do you remember what you had for lunch when you were a kid? for the most part, my parents packed my school lunches but i remember being envious of other kids’ meals: mac and cheese, hamburgers, hot dogs, mashed potatoes, tater tots … how lucky were they? boy do i feel lucky today.
it was a shocking presentation about our school lunch in the premiere of abc’s new show: Jamie Oliver’s Food Revolution. jamie’s mission begins with his goal to help huntington, west virginia, the unhealthiest city in america. he is met by a resentful radio personality, resistant elementary school kitchen staff and a family who recognizes their problem but in denial about the need for followup. there are also kids who can’t name fresh vegetables and cooks whose job is feeding hundreds of kids by heating up processed foods. all people have good intentions and are just getting through their daily life but they do not recognize or understand the long term ramifications of unhealthy eating. as adults we may blame fast food chains but in jamie oliver’s show, we wonder if we should begin by looking at what elementary schools program children to eat on a daily basis. perhaps then we can understand why the current generation of adults are so unhealthy — what they seek to eat as well as what they serve to their own children. the show’s hook: our kids may be the first generation not to outlive their parents. scary.

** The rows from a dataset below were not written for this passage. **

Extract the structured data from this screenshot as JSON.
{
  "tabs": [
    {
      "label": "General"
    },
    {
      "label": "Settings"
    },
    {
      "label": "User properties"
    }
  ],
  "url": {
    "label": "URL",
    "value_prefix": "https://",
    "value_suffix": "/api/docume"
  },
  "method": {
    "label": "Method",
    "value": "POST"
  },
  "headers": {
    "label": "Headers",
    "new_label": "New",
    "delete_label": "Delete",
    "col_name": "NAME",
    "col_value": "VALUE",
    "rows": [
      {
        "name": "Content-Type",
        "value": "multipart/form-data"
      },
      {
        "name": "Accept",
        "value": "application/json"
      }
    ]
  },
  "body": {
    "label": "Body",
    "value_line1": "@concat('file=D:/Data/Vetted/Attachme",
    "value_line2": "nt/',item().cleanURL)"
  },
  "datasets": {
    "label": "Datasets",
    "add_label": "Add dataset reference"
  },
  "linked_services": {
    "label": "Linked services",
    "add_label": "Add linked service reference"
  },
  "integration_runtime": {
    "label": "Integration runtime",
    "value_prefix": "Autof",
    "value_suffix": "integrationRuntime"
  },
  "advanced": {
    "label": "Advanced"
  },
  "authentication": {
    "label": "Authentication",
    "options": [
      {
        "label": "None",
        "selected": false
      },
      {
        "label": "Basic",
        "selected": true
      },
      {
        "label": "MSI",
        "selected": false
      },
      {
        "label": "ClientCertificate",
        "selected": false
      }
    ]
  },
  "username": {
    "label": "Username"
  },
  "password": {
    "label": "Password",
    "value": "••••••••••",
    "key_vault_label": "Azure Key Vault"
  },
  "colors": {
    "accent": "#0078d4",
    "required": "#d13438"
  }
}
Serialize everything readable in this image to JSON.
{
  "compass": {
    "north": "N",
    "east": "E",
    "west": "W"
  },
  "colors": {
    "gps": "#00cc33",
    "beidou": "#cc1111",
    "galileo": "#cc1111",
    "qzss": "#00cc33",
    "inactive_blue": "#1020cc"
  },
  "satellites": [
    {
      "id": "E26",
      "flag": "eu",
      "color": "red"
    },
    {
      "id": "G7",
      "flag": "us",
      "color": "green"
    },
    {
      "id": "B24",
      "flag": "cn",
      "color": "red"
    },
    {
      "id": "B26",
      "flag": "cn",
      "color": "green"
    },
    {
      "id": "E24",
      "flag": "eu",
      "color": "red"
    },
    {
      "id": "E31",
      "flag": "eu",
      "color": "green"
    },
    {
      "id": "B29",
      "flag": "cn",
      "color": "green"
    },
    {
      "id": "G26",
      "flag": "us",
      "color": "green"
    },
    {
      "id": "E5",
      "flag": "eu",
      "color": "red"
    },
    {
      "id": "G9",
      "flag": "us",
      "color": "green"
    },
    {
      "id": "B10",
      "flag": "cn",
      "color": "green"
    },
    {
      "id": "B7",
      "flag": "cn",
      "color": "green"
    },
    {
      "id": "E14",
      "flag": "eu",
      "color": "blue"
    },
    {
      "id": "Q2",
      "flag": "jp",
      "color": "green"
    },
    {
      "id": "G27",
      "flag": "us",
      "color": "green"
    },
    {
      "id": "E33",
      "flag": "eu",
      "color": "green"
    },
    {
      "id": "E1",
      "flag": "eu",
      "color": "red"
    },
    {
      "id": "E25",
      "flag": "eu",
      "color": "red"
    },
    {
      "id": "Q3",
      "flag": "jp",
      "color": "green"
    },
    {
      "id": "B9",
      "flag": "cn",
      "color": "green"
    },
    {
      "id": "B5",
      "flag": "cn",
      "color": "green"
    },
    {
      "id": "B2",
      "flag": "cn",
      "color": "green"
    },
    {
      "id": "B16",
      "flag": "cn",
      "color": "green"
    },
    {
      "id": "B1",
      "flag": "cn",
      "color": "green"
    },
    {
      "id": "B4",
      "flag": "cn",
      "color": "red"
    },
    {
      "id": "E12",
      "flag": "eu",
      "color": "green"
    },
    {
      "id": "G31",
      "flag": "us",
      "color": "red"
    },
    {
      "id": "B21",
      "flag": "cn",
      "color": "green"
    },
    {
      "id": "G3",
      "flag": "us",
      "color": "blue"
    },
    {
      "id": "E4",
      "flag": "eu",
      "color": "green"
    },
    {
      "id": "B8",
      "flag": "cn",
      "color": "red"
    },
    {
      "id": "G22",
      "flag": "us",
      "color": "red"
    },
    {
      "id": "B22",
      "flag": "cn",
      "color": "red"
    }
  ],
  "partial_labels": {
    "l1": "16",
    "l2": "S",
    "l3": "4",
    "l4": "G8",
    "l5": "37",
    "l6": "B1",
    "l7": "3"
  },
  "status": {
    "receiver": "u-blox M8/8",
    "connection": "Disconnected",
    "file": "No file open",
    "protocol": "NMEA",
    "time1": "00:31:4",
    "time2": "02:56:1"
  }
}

in the last few years, some improvements has begun. the issue of obesity been raised more frequently to increase awareness. fast food chains have changed from using trans fat. fresh vegetables and organic foods have gained popularity. the unfortunate thing is that buying healthy is considered more expensive, prepping healthier is assumed to be more time consuming and eating healthy is expected to bland and inedible. if i’ve learned anything from my 9 months of blogging about food, it is that healthy living isn’t that much more expensive, it doesn’t take very long to prepare and it is quite tasty! so come on, let the food revolution rage on.
rachael ray and her Yum-O organization strives helps children and family learn to eat healthier